Salkeld also said, “Most of the conversations ended with the reiteration that pipelines and access to tidewater will play a significant role in Canada’s future, that ultimately helps not only Canada as a whole but also areas of the world that will also benefit from our responsibly developed resources.”
The focus of the discussion was on the hard-hit energy industry – for us specifically, the oil and gas services sector – and what the federal government can do to put our member companies back to work. We explained the enormous contribution the petroleum services sector makes to the Canadian economy and how working families and communities across Canada have been impacted by plunging oil prices… not just Albertans.
We believe the federal government plays an important role in stepping up to become a champion for the oil and gas industry.
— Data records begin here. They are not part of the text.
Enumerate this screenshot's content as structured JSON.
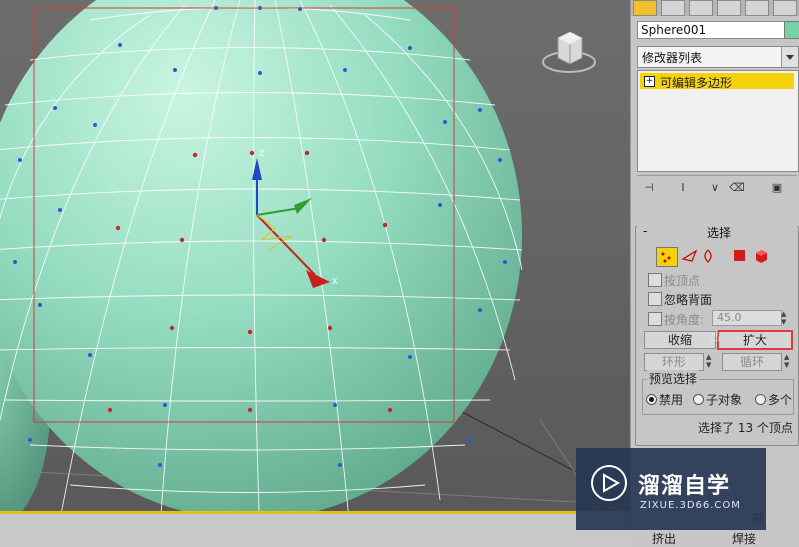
{
  "viewport": {
    "label": "viewport-perspective",
    "mesh_color": "#9be3c4"
  },
  "panel": {
    "object_name": "Sphere001",
    "modifier_list_label": "修改器列表",
    "stack_item": "可编辑多边形",
    "selection_rollout": {
      "title": "选择",
      "by_vertex": "按顶点",
      "ignore_backfacing": "忽略背面",
      "by_angle": "按角度:",
      "angle_value": "45.0",
      "shrink": "收缩",
      "grow": "扩大",
      "ring": "环形",
      "loop": "循环",
      "preview_title": "预览选择",
      "preview_disabled": "禁用",
      "preview_subobject": "子对象",
      "preview_multi": "多个",
      "status": "选择了 13 个顶点"
    },
    "bottom": {
      "extrude": "挤出",
      "weld": "焊接",
      "open_fragment": "开"
    }
  },
  "watermark": {
    "zh": "溜溜自学",
    "en": "ZIXUE.3D66.COM"
  }
}
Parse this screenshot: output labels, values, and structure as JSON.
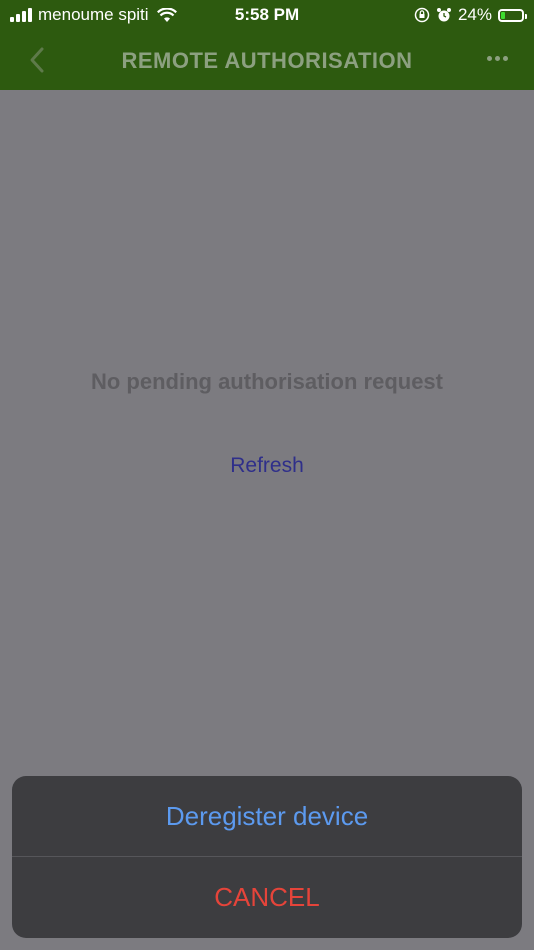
{
  "status_bar": {
    "carrier": "menoume spiti",
    "time": "5:58 PM",
    "battery_percent": "24%",
    "battery_level": 0.24,
    "icons": [
      "signal-icon",
      "wifi-icon",
      "orientation-lock-icon",
      "alarm-icon",
      "battery-charging-icon"
    ]
  },
  "navbar": {
    "title": "REMOTE AUTHORISATION",
    "back_icon": "chevron-left-icon",
    "more_icon": "more-horizontal-icon",
    "bar_color": "#2d5a0f"
  },
  "main": {
    "empty_message": "No pending authorisation request",
    "refresh_label": "Refresh"
  },
  "action_sheet": {
    "deregister_label": "Deregister device",
    "cancel_label": "CANCEL",
    "deregister_color": "#5c9aef",
    "cancel_color": "#e5443a"
  }
}
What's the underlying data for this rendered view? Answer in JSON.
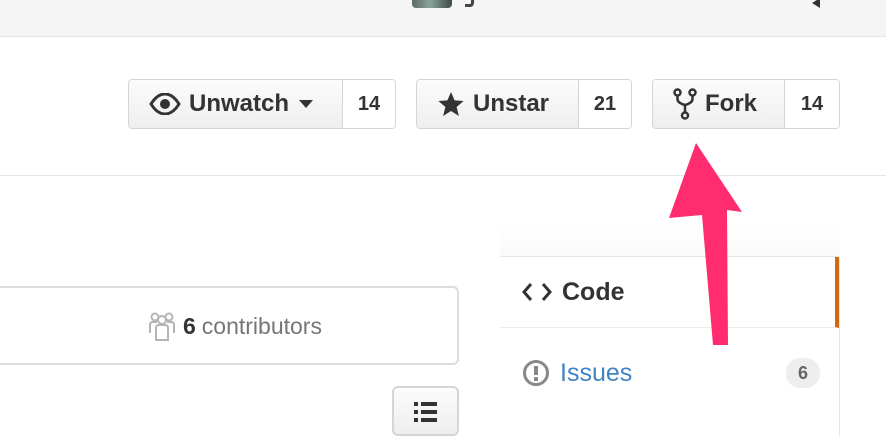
{
  "repo_actions": {
    "watch": {
      "label": "Unwatch",
      "count": "14",
      "icon": "eye-icon"
    },
    "star": {
      "label": "Unstar",
      "count": "21",
      "icon": "star-icon"
    },
    "fork": {
      "label": "Fork",
      "count": "14",
      "icon": "fork-icon"
    }
  },
  "summary": {
    "contributors_count": "6",
    "contributors_label": "contributors",
    "icon": "people-icon"
  },
  "sidebar": {
    "items": [
      {
        "label": "Code",
        "icon": "code-icon",
        "selected": true
      },
      {
        "label": "Issues",
        "icon": "issue-icon",
        "count": "6"
      }
    ]
  },
  "colors": {
    "annotation_arrow": "#ff2d6f",
    "selected_nav_accent": "#d26911",
    "link": "#4183c4"
  }
}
Our member companies can help the federal government achieve its climate change, environmental and Indigenous relations goals by helping us get large infrastructure projects approved including pipelines.
We want the federal government to put oil and gas services companies and their employees back to work. Policies that encourage investment are the best way to protect jobs and assure the country’s ability to grow our middle class, fund our infrastructure and social programs, and continue to contribute to Canadian’s well-being.
Private industry has billions of dollars ready to invest, and Canada is fast getting an international reputation for not being able to get major projects done. The federal government needs to show leadership on this issue. We need to incent large infrastructure development projects which provide international market access for oil and gas.
The federal government is also interested in building relationships with Indigenous communities across Canada. In the sector today, we have thousands of Indigenous workers and the rate of aboriginal entrepreneurs in Canada’s oil and gas industry is three times higher compared to the rest of Canada (Canadian Council for Aboriginal Business).
Canada can and should be the leader in the global-scale technological innovation that is necessary to support the transition to a lower carbon economy. The ability to attract capital and talent is vital to ensuring that Canada remains part of the global search for technology-based solutions to reduce and manage emissions. But that can’t happen with a weakened industry. And it won’t happen by slowing down Canada’s oil and gas development.
Our ask is: Will Prime Minister Trudeau stand up for Canada as our champion and help the oil and gas industry get pipelines to tidewater?